Begin to nurture and invest in these abilities the same way that you have for the technical skills. If you can be an outstanding motivator, manager or listener, then you will still have a part to play as technology changes your industry.
Five Areas to make AI a success :
Artificial Intelligence is the idea that came first, which blossomed Machine Learning and now its Deep Learning driving today’s AI explosion.
1.Perception: Computer needs five senses to interact with the world and can go beyond five like X-ray vision or Sonar detection, all possible with machines
2. Natural language processing (NLP): Beyond sensing the world, AIs need to interpret spoken and written language. They’ll need to parse sentences and understand their nuances, accents, and meanings. That’s a notoriously hard task given how the same sentence can have different meanings depending on the context.

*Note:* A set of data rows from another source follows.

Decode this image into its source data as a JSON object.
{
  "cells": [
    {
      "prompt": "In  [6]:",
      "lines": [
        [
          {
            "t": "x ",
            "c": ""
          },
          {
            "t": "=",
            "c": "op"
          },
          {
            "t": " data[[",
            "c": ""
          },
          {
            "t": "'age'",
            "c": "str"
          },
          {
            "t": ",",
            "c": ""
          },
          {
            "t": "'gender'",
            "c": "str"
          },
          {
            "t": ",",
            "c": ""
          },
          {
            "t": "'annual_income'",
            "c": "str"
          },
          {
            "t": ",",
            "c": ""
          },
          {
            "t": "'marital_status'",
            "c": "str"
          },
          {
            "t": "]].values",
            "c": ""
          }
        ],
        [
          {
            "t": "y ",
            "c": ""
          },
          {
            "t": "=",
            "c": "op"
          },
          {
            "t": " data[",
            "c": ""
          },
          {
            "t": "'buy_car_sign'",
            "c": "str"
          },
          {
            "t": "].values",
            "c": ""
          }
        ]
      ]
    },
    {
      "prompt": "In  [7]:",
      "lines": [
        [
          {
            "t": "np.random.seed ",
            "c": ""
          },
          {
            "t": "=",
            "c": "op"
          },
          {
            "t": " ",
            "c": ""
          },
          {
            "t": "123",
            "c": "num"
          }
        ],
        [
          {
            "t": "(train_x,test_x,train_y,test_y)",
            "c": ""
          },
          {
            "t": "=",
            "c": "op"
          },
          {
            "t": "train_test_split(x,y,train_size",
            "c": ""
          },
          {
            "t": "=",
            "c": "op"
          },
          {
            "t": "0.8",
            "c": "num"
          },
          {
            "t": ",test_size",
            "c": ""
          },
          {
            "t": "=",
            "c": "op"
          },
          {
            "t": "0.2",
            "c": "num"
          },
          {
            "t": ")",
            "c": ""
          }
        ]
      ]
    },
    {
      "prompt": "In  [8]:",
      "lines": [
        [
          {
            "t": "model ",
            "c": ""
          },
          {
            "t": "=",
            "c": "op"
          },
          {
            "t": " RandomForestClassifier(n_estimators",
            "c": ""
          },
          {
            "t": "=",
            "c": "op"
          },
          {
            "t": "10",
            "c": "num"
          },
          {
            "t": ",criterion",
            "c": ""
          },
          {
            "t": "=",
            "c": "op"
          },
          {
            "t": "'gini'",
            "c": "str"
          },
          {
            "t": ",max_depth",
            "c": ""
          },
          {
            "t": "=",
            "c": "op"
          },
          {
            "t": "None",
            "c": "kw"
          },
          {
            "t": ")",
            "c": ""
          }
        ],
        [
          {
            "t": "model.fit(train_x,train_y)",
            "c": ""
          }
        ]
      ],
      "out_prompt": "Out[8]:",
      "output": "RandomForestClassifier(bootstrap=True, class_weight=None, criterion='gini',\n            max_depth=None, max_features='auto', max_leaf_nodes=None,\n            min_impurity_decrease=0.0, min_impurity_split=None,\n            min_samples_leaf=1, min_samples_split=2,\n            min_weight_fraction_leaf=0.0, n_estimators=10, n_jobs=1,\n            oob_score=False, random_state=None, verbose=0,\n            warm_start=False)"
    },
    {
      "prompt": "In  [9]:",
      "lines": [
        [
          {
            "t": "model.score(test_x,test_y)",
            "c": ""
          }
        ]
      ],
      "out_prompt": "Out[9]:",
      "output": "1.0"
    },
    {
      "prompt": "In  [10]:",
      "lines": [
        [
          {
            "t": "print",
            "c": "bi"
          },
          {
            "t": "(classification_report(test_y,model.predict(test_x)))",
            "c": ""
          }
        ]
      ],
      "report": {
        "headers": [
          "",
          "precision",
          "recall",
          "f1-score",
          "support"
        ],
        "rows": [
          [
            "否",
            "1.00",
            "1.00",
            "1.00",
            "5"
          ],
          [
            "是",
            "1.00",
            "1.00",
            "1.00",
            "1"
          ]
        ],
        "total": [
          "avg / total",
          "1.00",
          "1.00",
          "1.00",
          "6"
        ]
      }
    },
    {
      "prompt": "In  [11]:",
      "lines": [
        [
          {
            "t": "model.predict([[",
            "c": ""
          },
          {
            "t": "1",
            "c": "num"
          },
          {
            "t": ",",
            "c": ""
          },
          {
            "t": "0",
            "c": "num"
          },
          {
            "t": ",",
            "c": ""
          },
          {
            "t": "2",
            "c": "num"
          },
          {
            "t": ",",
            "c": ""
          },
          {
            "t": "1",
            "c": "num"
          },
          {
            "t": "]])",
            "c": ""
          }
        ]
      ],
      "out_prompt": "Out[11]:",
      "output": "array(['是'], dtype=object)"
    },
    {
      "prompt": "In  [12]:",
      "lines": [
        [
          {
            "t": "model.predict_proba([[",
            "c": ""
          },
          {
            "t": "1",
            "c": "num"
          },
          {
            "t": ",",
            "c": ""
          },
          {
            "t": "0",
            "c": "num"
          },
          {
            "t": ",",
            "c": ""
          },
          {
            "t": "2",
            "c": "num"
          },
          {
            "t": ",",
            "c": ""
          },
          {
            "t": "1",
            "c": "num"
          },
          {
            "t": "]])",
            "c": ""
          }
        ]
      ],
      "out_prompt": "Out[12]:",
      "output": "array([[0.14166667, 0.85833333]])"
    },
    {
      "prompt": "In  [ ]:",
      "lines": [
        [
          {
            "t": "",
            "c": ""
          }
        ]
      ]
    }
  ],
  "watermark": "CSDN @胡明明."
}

3. Knowledge representation: With completion of sense to – objects, people, concepts, words, and mathematical symbols – it’ll need a way to represent the world in its own brain.
4. Reasoning: Once it collects data via its senses and connects concepts together, it can use the data to solve problems logically. For example, a chess software senses moves on the board and then works out a game plan.
5. Planning and navigation: To be truly human-like, AI must not only think like humans. It should live among us. So a big concern with researchers is to help AIs navigate the three-dimensional world and plan the optimal route. Autonomous vehicles must do this well, because errors can cost human lives.
Artificial intelligence is not making us dumber but actually striving to make us smarter, more humane and equipped to focus on the problems at hand.
Image Credits : Google, Slideshare
About Sonalli Arora
Sonalli has over 18 years of experience and has worked with organizations like Genpact US, Genpact India, Accenture Services India Pvt. Ltd. & Vertex Services Ltd. Sonalli holds a Master of Commerce, Accounts from Delhi University.